The good news is that, for the majority of use cases, you only need to perform instant log searches over a relatively short period of time. Many of our users want to keep 365 days of log data, but usually search over only the last 30 days.
Graylog has a configuration that tells it how long to keep log data. The standard behavior is to just delete data that contains log messages older than the configured retention period. The archiving functionality configures Graylog to automatically write all messages of an index to flat files on disk before deleting the index.
Simply configure the details in the Graylog console: where to send the index files, how long before re-indexing, how long to keep the files before overwriting, how large the files are allowed to get, what compression type you want to use, and a few other options. You can even archive some streams while automatically deleting old data in others to minimize the amount of storage you need while still addressing your different use cases.
If you need to take another look at archived data, you can temporarily re-import any archives for analysis in Graylog using the web interface. After you finish, you can once again delete the imported archive data.
This is one of the most common reasons our customers archive their data.
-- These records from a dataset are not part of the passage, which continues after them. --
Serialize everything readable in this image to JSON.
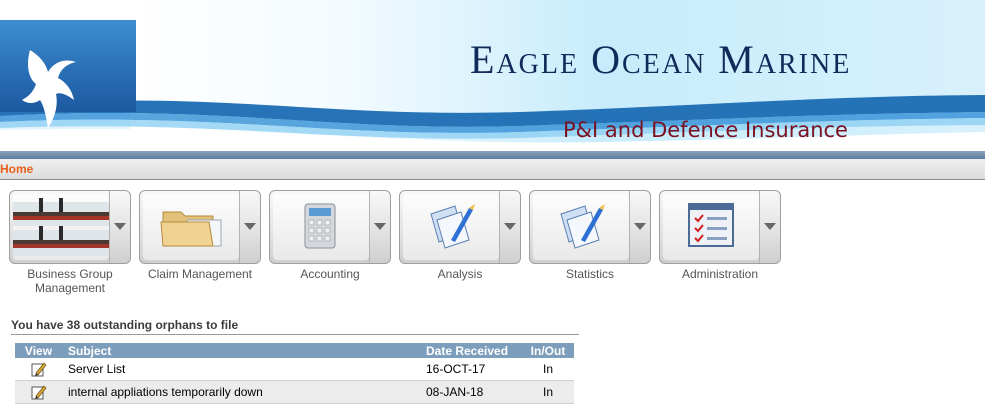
{
  "header": {
    "title": "Eagle Ocean Marine",
    "subtitle": "P&I and Defence Insurance",
    "colors": {
      "title": "#102a5a",
      "subtitle": "#7a1020",
      "banner_blue": "#2a6fb6"
    }
  },
  "breadcrumb": {
    "home": "Home"
  },
  "modules": [
    {
      "line1": "Business Group",
      "line2": "Management",
      "icon": "ship-icon"
    },
    {
      "line1": "Claim Management",
      "line2": "",
      "icon": "folder-icon"
    },
    {
      "line1": "Accounting",
      "line2": "",
      "icon": "calculator-icon"
    },
    {
      "line1": "Analysis",
      "line2": "",
      "icon": "documents-pen-icon"
    },
    {
      "line1": "Statistics",
      "line2": "",
      "icon": "documents-pen-icon"
    },
    {
      "line1": "Administration",
      "line2": "",
      "icon": "checklist-icon"
    }
  ],
  "orphans": {
    "message": "You have 38 outstanding orphans to file",
    "columns": [
      "View",
      "Subject",
      "Date Received",
      "In/Out"
    ],
    "rows": [
      {
        "subject": "Server List",
        "date": "16-OCT-17",
        "direction": "In"
      },
      {
        "subject": "internal appliations temporarily down",
        "date": "08-JAN-18",
        "direction": "In"
      }
    ]
  }
}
Depending on industry and data processed, it could be just a few months’ worth, 3-5 years, or even near permanently.
It’s not unusual to find that a security incident began months before it was discovered. Logs are critical for determining when the exposure first occurred and what damage was done.
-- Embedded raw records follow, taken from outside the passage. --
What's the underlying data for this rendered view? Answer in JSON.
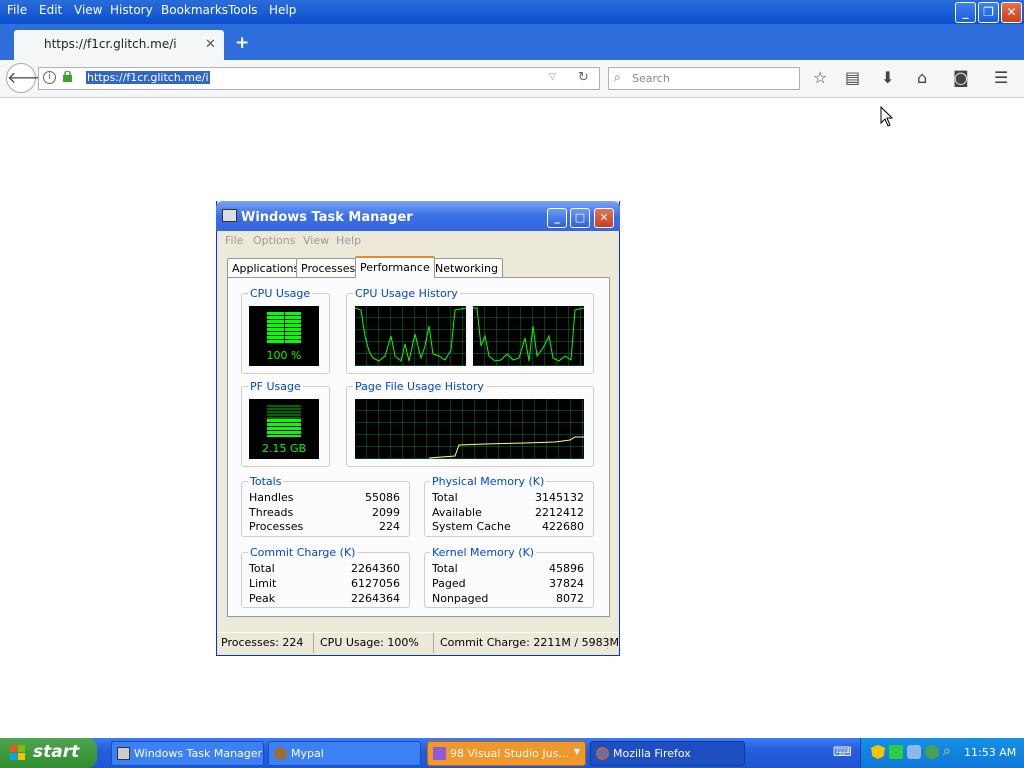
{
  "firefox": {
    "menu": [
      "File",
      "Edit",
      "View",
      "History",
      "Bookmarks",
      "Tools",
      "Help"
    ],
    "tab_title": "https://f1cr.glitch.me/i",
    "url": "https://f1cr.glitch.me/i",
    "search_placeholder": "Search"
  },
  "task_manager": {
    "title": "Windows Task Manager",
    "menu": [
      "File",
      "Options",
      "View",
      "Help"
    ],
    "tabs": [
      "Applications",
      "Processes",
      "Performance",
      "Networking"
    ],
    "active_tab": "Performance",
    "cpu_usage_label": "CPU Usage",
    "cpu_usage_value": "100 %",
    "cpu_history_label": "CPU Usage History",
    "pf_usage_label": "PF Usage",
    "pf_usage_value": "2.15 GB",
    "pf_history_label": "Page File Usage History",
    "totals": {
      "label": "Totals",
      "rows": [
        [
          "Handles",
          "55086"
        ],
        [
          "Threads",
          "2099"
        ],
        [
          "Processes",
          "224"
        ]
      ]
    },
    "physical_memory": {
      "label": "Physical Memory (K)",
      "rows": [
        [
          "Total",
          "3145132"
        ],
        [
          "Available",
          "2212412"
        ],
        [
          "System Cache",
          "422680"
        ]
      ]
    },
    "commit_charge": {
      "label": "Commit Charge (K)",
      "rows": [
        [
          "Total",
          "2264360"
        ],
        [
          "Limit",
          "6127056"
        ],
        [
          "Peak",
          "2264364"
        ]
      ]
    },
    "kernel_memory": {
      "label": "Kernel Memory (K)",
      "rows": [
        [
          "Total",
          "45896"
        ],
        [
          "Paged",
          "37824"
        ],
        [
          "Nonpaged",
          "8072"
        ]
      ]
    },
    "status": {
      "processes": "Processes: 224",
      "cpu": "CPU Usage: 100%",
      "commit": "Commit Charge: 2211M / 5983M"
    }
  },
  "taskbar": {
    "start": "start",
    "tasks": [
      "Windows Task Manager",
      "Mypal",
      "98 Visual Studio Jus...",
      "Mozilla Firefox"
    ],
    "clock": "11:53 AM"
  },
  "colors": {
    "accent": "#0046d5",
    "graph_green": "#00ff00",
    "graph_yellow": "#ffff80"
  }
}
Because the archive files are simple plain text files, you can store them wherever you want. Put them on tape, burn them to a DVD, move them to cheap storage, or upload them to a cloud server. You’ll be able to temporarily re-import the data back into Graylog whenever needed.
Yes, they are GZIP compressed by default, but you can apply any other compression that you want.
Yes, you can apply any encryption or signature mechanisms that your operating system offers. Just automatically run it over the files when they are written.
The archiving process itself is not very IO-intensive, and you should not expect any serious sizing challenges with it. We use a special method to get all messages and apply no sorting, scoring, or other expensive algorithms.
However, be aware that importing large archives back in to Graylog can of course stress your storage cluster. You can import archives into a second, dedicated Graylog cluster with no special confirmation or tricks to circumvent this problem.